That task falls to Todd Beals, chief operating officer of the Detroit Golf Club, the only private golf club within the city limits. The place has a lot going for it: a storied, 111-year history; two classic Donald Ross courses; a stately red brick clubhouse designed by the iconic Detroit architect Albert Kahn; and a diverse, golf-mad membership.
But it is battling the disintegration of the city that surrounds it. Thanks to Detroit's 15-percent unemployment rate and, more specifically, the implosion of the automotive industry, more than 100 club members have resigned in the last three years, prompting DGC to drop its initiation fee from $39,000 in 2006 to $6,500 today. It is a dilemma faced by many southeast Michigan clubs that have for decades relied on Big Auto to keep their tee sheets full.
"We're the kind of club that [Henry] Ford built," Beals says. "It used to be nothing to have our upstairs bar full every day of the week with salesmen wooing the GM guys or whatever. They'd take them to play golf to close the deal, but that has all dried up."
Even members who have held onto their jobs are reluctant to schmooze at the club during the week. "We don't get hooky days anymore," Beals says. "In years past we could get an awesome early spring day where by noon we'd have 200 guys out there having fun. Today they don't want to risk becoming a blip on [their employers'] radar screens by not being in the office from at least 9 to 5.
"They're not willing to take more than a couple days of vacation at a time in case their management looks at how well their organization did that week without them," he adds. "Guys that were working 40-hour weeks are working 50 or 55."
There's also the matter of the club's location, about 10 minutes north of downtown.
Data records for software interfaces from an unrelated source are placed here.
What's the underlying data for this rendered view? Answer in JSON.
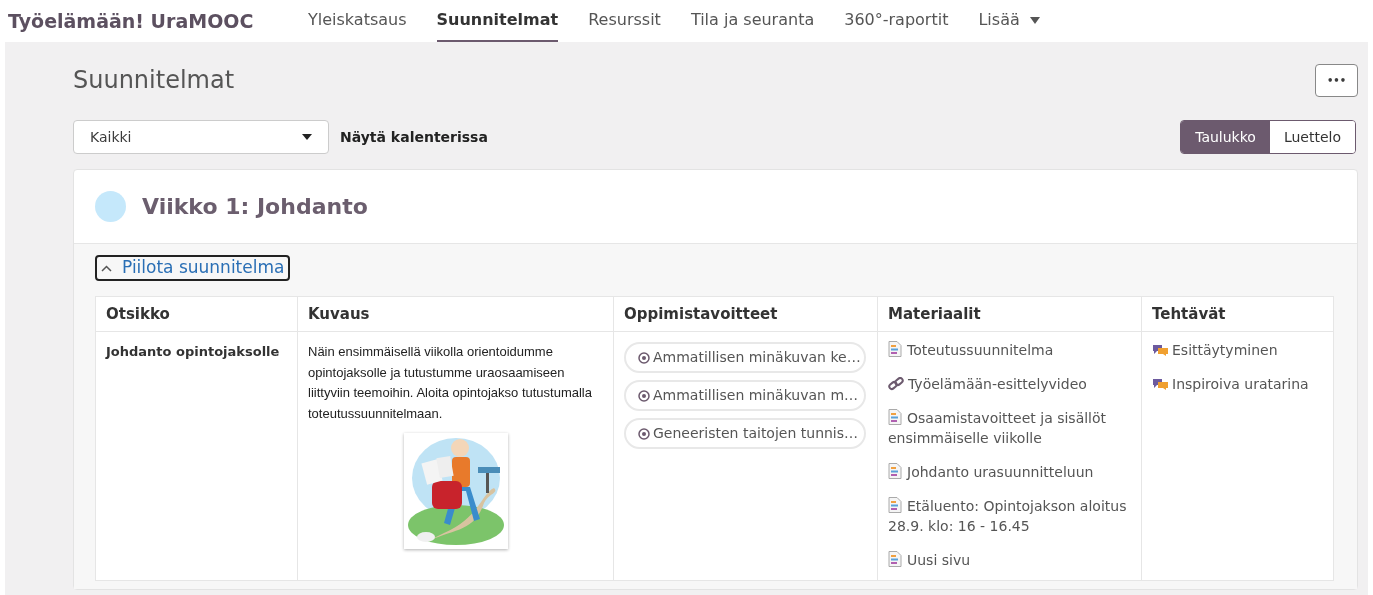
{
  "brand": "Työelämään! UraMOOC",
  "nav": [
    {
      "label": "Yleiskatsaus",
      "selected": false
    },
    {
      "label": "Suunnitelmat",
      "selected": true
    },
    {
      "label": "Resurssit",
      "selected": false
    },
    {
      "label": "Tila ja seuranta",
      "selected": false
    },
    {
      "label": "360°-raportit",
      "selected": false
    },
    {
      "label": "Lisää",
      "selected": false,
      "kind": "dropdown"
    }
  ],
  "page_title": "Suunnitelmat",
  "more_button": "•••",
  "filter": {
    "value": "Kaikki"
  },
  "calendar_link": "Näytä kalenterissa",
  "view_toggle": [
    {
      "label": "Taulukko",
      "selected": true
    },
    {
      "label": "Luettelo",
      "selected": false
    }
  ],
  "plan": {
    "title": "Viikko 1: Johdanto",
    "toggle": "Piilota suunnitelma",
    "expanded": true,
    "columns": [
      "Otsikko",
      "Kuvaus",
      "Oppimistavoitteet",
      "Materiaalit",
      "Tehtävät"
    ],
    "row": {
      "title": "Johdanto opintojaksolle",
      "description": "Näin ensimmäisellä viikolla orientoidumme opintojaksolle ja tutustumme uraosaamiseen liittyviin teemoihin. Aloita opintojakso tutustumalla toteutussuunnitelmaan.",
      "image": {
        "kind": "picture"
      },
      "goals": [
        "Ammatillisen minäkuvan ke…",
        "Ammatillisen minäkuvan m…",
        "Geneeristen taitojen tunnis…"
      ],
      "materials": [
        {
          "kind": "page",
          "label": "Toteutussuunnitelma"
        },
        {
          "kind": "link",
          "label": "Työelämään-esittelyvideo"
        },
        {
          "kind": "page",
          "label": "Osaamistavoitteet ja sisällöt ensimmäiselle viikolle"
        },
        {
          "kind": "page",
          "label": "Johdanto urasuunnitteluun"
        },
        {
          "kind": "page",
          "label": "Etäluento: Opintojakson aloitus 28.9. klo: 16 - 16.45"
        },
        {
          "kind": "page",
          "label": "Uusi sivu"
        }
      ],
      "tasks": [
        "Esittäytyminen",
        "Inspiroiva uratarina"
      ]
    }
  }
}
Rows of abandoned homes and boarded-up storefronts line roadways leading to the club's leafy confines, a harsh dichotomy for some prospective and even active members to accept. "No question we sometimes struggle being in Detroit," Beals says.
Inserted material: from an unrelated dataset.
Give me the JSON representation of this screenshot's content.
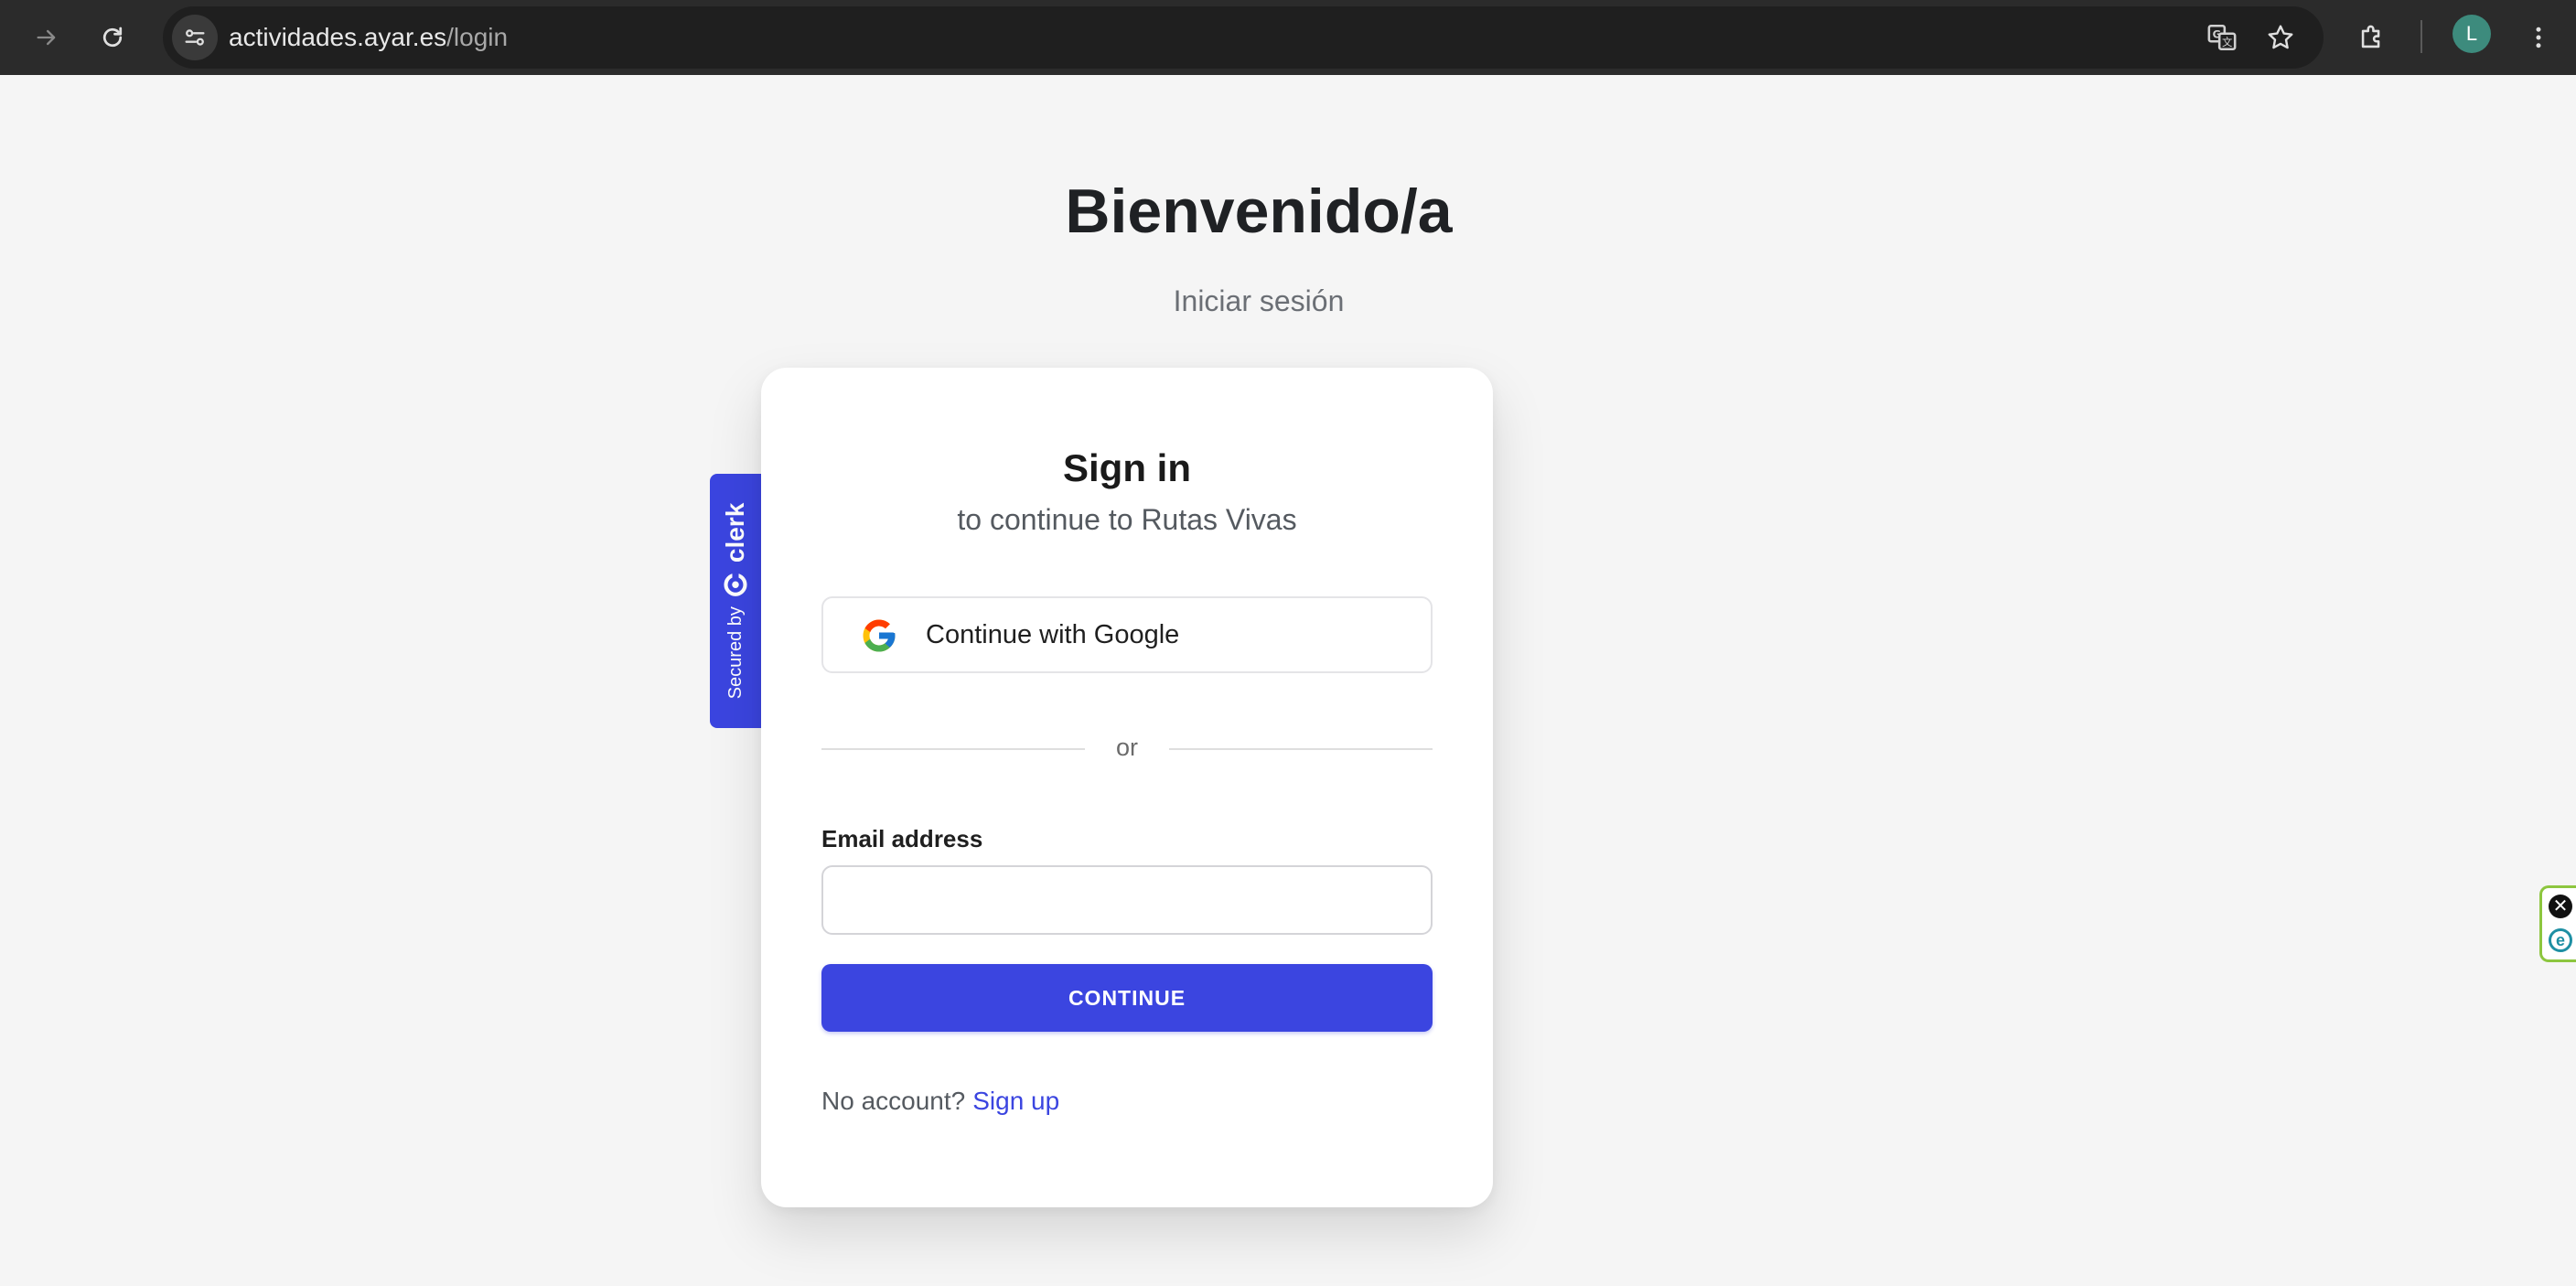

Still, DGC is surviving. The club's revenue is off only 10 percent, a source of pride for Beals given that the club has not had to eliminate amenities, reduce its course maintenance budget or raise dues. "We've cut costs without the members feeling it," he says. Indeed, just yesterday morning workers were busy renovating the ground-floor grillroom.
The club is also a popular venue for corporate outings, a boon to any club's bottom line. In 2009, DGC hosted 13 of them, which Beals attributes to local companies and organizations making a concerted effort to support the club. "There's a 'Think DGC First' mentality," he says.
When asked what the future might hold for his club should Detroit continue its downward spiral and DGC hemorrhage more members, Beals responded with a story about Clem Wolfrom, the club's superintendent of 48 years. After a few years on the job, Wolfrom was considering buying a home in the city, though he feared that the race riots of 1967 and the ensuing urban flight might lead to DGC's demise. He took his quandary to the club president, and as Beals tells it, "the president looked him straight in the eye and said, 'Son, there will always be a Detroit Golf Club.'"
"He was right," Beals says now. "We've been through world wars, depressions, race riots all of it. There will always be a Detroit Golf Club. We will persevere."
The SI Golf Group is reporting on the Detroit golf scene as part of Time Inc.'s yearlong coverage of the city. For more information, visit the 'Assignment Detroit' homepage at time.com/detroit.